---------- ADS -----------
  

User avatar
pianokeys
Rank 4
Rank 4
Posts: 281
Joined: Mon Feb 22, 2010 9:35 pm

Re: L1011

Post by pianokeys » Fri Jan 11, 2019 12:11 pm

BMLtech wrote:
Fri Jan 11, 2019 10:53 am
I think that Douglas had to mount the DC10 wing engines well inboard due to the small vertical fin with limited rudder authority. Lockheeds' more elegant and expensive S duct design allowed for a full span rudder, which allowed the wing engines to be set much further outboard, a better option for load relief.
That too but there was mention during the design phase of the L1011 that placing the engines further away from the fuselage would also benefit cabin noise.
BMLtech wrote:
Fri Jan 11, 2019 10:53 am
CP used to fly some long legs with those-ER's such as YYC-HKG and YVR-FCO. I witnessed an incident in the 90's where a CP DC-10 lost an engine out of YYC on the way to either Hong Kong or Japan I forget which. At the time there were some shaky feelings after the sioux city event. I think they mobilized the whole city emergency response, but after a lengthy fuel dump it was a routine return.
Did CP have the ER version? How many DC-10s did CP have at the time of the AC merger and what happened to them?
---------- ADS -----------
  

BMLtech
Rank 2
Rank 2
Posts: 89
Joined: Tue Mar 03, 2015 4:37 pm

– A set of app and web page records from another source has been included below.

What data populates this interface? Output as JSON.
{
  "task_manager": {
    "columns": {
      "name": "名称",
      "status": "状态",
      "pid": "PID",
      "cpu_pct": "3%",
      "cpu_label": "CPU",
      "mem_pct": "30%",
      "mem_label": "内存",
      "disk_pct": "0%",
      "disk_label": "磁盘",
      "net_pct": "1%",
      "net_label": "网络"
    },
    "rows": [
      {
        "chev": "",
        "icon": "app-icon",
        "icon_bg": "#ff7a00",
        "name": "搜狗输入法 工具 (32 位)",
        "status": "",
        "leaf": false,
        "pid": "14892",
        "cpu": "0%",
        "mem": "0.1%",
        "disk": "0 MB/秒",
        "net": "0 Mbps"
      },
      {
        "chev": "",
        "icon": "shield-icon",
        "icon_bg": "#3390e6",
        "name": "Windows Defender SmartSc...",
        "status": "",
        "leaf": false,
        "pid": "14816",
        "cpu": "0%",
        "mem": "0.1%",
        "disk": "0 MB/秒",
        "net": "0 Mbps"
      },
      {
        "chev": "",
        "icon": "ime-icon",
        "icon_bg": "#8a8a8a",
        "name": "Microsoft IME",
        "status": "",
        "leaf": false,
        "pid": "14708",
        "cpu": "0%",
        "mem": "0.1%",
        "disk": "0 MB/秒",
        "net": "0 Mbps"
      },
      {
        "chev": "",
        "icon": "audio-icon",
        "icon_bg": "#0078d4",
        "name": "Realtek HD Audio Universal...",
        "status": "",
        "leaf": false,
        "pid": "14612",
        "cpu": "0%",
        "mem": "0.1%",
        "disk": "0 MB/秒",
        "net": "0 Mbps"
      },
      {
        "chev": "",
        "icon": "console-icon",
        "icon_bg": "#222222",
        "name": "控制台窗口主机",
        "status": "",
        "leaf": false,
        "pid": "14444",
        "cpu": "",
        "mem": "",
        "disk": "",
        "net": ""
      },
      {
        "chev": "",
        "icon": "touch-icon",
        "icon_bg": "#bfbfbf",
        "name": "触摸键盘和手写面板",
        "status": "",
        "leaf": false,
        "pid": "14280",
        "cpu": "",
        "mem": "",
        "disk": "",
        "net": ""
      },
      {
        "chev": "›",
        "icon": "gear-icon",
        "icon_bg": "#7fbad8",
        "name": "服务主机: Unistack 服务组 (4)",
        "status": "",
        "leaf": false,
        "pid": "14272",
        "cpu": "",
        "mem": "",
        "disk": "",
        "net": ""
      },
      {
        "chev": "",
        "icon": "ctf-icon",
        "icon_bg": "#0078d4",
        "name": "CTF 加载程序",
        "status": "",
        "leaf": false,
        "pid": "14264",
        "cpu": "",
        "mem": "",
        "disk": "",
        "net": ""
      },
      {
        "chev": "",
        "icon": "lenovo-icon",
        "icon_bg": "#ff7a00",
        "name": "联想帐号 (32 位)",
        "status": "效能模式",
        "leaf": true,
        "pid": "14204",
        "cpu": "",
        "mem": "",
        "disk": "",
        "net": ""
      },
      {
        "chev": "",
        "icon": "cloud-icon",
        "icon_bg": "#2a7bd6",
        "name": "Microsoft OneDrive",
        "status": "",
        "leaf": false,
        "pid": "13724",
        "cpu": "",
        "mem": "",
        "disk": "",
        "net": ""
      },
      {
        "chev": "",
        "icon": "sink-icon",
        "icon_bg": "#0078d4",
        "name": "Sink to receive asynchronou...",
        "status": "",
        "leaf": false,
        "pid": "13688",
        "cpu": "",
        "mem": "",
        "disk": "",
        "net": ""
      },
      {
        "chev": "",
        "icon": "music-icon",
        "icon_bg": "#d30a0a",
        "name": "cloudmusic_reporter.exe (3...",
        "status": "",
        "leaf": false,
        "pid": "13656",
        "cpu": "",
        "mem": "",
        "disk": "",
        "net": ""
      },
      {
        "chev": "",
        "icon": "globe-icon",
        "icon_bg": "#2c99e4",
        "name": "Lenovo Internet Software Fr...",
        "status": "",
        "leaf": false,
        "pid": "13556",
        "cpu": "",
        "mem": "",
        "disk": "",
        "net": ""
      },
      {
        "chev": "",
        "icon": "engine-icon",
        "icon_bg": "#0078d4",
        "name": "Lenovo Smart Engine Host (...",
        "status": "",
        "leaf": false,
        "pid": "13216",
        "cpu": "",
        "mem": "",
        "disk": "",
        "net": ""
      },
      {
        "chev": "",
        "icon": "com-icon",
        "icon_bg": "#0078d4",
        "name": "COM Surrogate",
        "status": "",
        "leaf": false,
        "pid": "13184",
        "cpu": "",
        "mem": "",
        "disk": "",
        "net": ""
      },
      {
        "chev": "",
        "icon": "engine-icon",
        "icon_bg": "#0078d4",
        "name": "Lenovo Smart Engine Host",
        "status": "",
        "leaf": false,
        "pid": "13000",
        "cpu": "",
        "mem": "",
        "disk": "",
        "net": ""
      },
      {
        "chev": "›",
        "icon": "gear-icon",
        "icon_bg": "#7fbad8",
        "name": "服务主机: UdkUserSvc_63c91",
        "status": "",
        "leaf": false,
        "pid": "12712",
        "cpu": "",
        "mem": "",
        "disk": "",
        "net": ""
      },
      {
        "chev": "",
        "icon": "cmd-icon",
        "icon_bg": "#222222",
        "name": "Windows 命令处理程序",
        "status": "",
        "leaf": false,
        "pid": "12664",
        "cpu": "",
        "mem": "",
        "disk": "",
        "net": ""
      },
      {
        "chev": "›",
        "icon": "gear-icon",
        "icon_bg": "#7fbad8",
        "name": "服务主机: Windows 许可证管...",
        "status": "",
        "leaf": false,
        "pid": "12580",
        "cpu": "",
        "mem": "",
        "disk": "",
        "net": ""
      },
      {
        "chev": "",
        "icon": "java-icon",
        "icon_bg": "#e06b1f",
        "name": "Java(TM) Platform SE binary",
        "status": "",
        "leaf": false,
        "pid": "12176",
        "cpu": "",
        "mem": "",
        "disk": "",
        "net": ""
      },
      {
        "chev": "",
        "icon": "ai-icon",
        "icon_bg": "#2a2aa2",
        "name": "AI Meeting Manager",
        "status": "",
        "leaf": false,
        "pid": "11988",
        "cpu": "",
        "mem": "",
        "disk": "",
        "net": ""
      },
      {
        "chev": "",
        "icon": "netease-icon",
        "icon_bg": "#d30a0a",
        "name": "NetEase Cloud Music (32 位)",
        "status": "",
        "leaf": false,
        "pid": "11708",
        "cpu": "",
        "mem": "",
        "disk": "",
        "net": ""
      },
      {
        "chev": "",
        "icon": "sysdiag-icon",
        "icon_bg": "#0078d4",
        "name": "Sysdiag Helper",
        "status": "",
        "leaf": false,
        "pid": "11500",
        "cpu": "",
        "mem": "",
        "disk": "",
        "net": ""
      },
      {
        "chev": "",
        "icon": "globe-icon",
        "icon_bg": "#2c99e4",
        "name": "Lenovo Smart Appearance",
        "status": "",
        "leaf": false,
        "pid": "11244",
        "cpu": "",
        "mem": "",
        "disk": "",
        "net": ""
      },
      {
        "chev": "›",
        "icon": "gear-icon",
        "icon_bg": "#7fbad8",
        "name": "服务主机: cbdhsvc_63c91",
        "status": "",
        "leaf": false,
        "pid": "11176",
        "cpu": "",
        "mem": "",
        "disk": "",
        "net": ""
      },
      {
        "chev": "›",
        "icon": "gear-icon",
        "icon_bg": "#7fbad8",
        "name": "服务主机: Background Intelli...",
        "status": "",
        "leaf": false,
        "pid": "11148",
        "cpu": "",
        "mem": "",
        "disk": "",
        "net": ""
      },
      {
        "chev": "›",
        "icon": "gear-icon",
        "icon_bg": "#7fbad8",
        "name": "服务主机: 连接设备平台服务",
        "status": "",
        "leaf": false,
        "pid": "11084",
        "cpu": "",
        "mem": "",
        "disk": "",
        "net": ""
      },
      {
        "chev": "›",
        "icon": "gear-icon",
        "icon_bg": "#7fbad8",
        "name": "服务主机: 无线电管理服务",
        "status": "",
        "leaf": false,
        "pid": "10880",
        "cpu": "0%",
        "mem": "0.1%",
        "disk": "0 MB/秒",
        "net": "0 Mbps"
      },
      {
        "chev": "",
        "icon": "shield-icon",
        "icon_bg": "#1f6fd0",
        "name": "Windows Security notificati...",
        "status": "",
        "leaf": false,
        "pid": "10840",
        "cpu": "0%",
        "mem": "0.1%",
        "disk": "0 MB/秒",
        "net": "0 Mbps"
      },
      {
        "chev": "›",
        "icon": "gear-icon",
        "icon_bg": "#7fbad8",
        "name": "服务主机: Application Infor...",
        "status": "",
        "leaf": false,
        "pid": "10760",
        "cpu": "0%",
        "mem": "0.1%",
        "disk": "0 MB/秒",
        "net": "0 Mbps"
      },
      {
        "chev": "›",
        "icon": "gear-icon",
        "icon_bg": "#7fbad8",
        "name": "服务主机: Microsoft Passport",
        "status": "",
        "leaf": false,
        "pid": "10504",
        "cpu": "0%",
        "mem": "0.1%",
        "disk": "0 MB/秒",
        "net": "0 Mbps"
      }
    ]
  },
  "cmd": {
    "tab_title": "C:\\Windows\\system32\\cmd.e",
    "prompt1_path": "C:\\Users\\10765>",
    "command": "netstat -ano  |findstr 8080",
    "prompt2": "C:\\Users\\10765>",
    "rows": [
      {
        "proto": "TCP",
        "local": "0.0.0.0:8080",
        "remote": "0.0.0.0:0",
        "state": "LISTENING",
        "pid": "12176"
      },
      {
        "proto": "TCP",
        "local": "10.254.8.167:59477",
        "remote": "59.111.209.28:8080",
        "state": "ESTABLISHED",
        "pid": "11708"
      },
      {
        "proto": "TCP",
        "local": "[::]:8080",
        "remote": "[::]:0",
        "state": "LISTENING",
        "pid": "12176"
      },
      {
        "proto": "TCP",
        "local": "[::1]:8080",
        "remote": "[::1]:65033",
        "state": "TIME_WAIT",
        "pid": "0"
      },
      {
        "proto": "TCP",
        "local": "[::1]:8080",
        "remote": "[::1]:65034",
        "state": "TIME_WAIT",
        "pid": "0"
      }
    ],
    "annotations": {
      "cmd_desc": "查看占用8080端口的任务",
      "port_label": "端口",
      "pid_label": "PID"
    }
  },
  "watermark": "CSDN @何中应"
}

Re: L1011

Post by BMLtech » Fri Jan 11, 2019 3:00 pm

I'm not sure how many 10's Canadian had at the end, but I know that several of them went to Biman Bangladesh and ended up being among the very last DC-10's in passenger service anywhere. They still had the basic Canadian color scheme so it was easy to spot them.I remember seeing one of them at MAN in the 2000's and it looked pretty ragged by then.
https://www.airliners.net/photo/Biman-B ... AZGINVk%3D

Anyway back to the topic at hand! :D
https://www.airliners.net/photo/Air-Can ... RY1x/FzjVw
---------- ADS -----------
  

User avatar
EPR
Rank 5
Rank 5
Posts: 309
Joined: Thu Feb 19, 2004 1:38 am
Location: South of 60, finally!

Re: L1011

Post by EPR » Fri Jan 11, 2019 8:46 pm

FADEC, thanks for sharing your great memories and stories..I love reading about aviation in the long gone "Halcyon Days"! ( Some great Authors that I enjoyed reading were Capt. Richard Drury, Capt. T. Gallagher, Capt. Len Morgan, Capt. E. Gann and Capt. Les Abend)
I always loved the look of the L1011, DC10/MD11, B727, DC9...and on the prop side of things, the ol' Hawker 748!
---------- ADS -----------
  
Keep the dirty side down.

Redwine
Rank 3
Rank 3
Posts: 191
Joined: Wed Feb 25, 2004 10:20 pm
Location: FLINE@9

Re: L1011

Post by Redwine » Sat Jan 12, 2019 6:26 pm

We used to fly them from LHR to YQX then on to YHZ in the early 80's (AC860). The company later switched it it over to YYT. Imagine that- A widebody from London to Gander as a scheduled route!
---------- ADS -----------
  
...Seems they are going to remove the axe and the control column from the cockpits for security reasons.

1000islander
Rank 1
Rank 1
Posts: 37
Joined: Fri Jan 27, 2012 10:30 am

Re: L1011

Post by 1000islander » Sun Jan 20, 2019 11:02 am

Funny you mention Capt Abend....picked up a copy of Flying magazine the other day and it contained an account of his last line flight. Used to get a chuckle of watching Delta operate their 1011s in LGA as well..taxxing around at 20 kts!!!
---------- ADS -----------
  

Post Reply

Return to “Air Canada”